Post a Comment

Featured Products From the ProHealth Store
Ultra EPA  - Fish Oil Mitochondria Ignite™ with NT Factor® Vitamin D3 Extreme™

Looking for Vitamins, Herbs and Supplements?
Search the ProHealth Store for Hundreds of Natural Health Products


Article Comments



Be the first to comment on this article!

Post a Comment


 
NAD+ Ignite with Niagen

Featured Products

Vitamin D3 Extreme™ Vitamin D3 Extreme™
50,000 IU Vitamin D3 - Prescription Strength
Ultra EPA  - Fish Oil Ultra EPA - Fish Oil
Ultra concentrated source of essential fish oils
Energy NADH™ 12.5mg Energy NADH™ 12.5mg
Improve Energy & Cognitive Function
Ultra ATP+, Double Strength Ultra ATP+, Double Strength
Get energized with malic acid & magnesium
Optimized Curcumin Longvida® Optimized Curcumin Longvida®
Supports Cognition, Memory & Overall Health

Natural Remedies
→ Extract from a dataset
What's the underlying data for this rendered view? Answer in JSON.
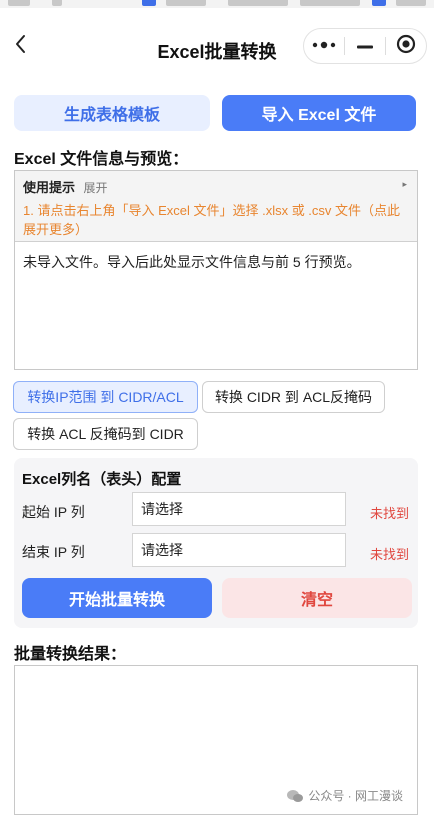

The Fast-Acting Solution for Healthy Digestive Function The Fast-Acting Solution for Healthy Digestive Function
Sunshine Vitamin Has D-lightful Health Benefits Sunshine Vitamin Has D-lightful Health Benefits
Thyroid Health and Fibromyalgia Thyroid Health and Fibromyalgia
The Big Blue Fish that Helps Chase the Blues Away The Big Blue Fish that Helps Chase the Blues Away
Anti-Inflammatory Properties of Tart Cherry Anti-Inflammatory Properties of Tart Cherry

CONTACT US
ProHealth, Inc.
555 Maple Ave
Carpinteria, CA 93013
(800) 366-6056  |  Email

· Become a Wholesaler
· Vendor Inquiries
· Affiliate Program
SHOP WITH CONFIDENCE
Credit Card Processing
SUBSCRIBE TO OUR NEWSLETTERS
Get the latest news about Fibromyalgia, M.E/Chronic Fatigue Syndrome, Lyme Disease and Natural Wellness

CONNECT WITH US ProHealth on Facebook  ProHealth on Twitter  ProHealth on Pinterest  ProHealth on Google Plus

© 2017 ProHealth, Inc. All rights reserved. Pain Tracker App  |  Store  |  Customer Service  |  Guarantee  |  Privacy  |  Contact Us  |  Library  |  RSS  |  Site Map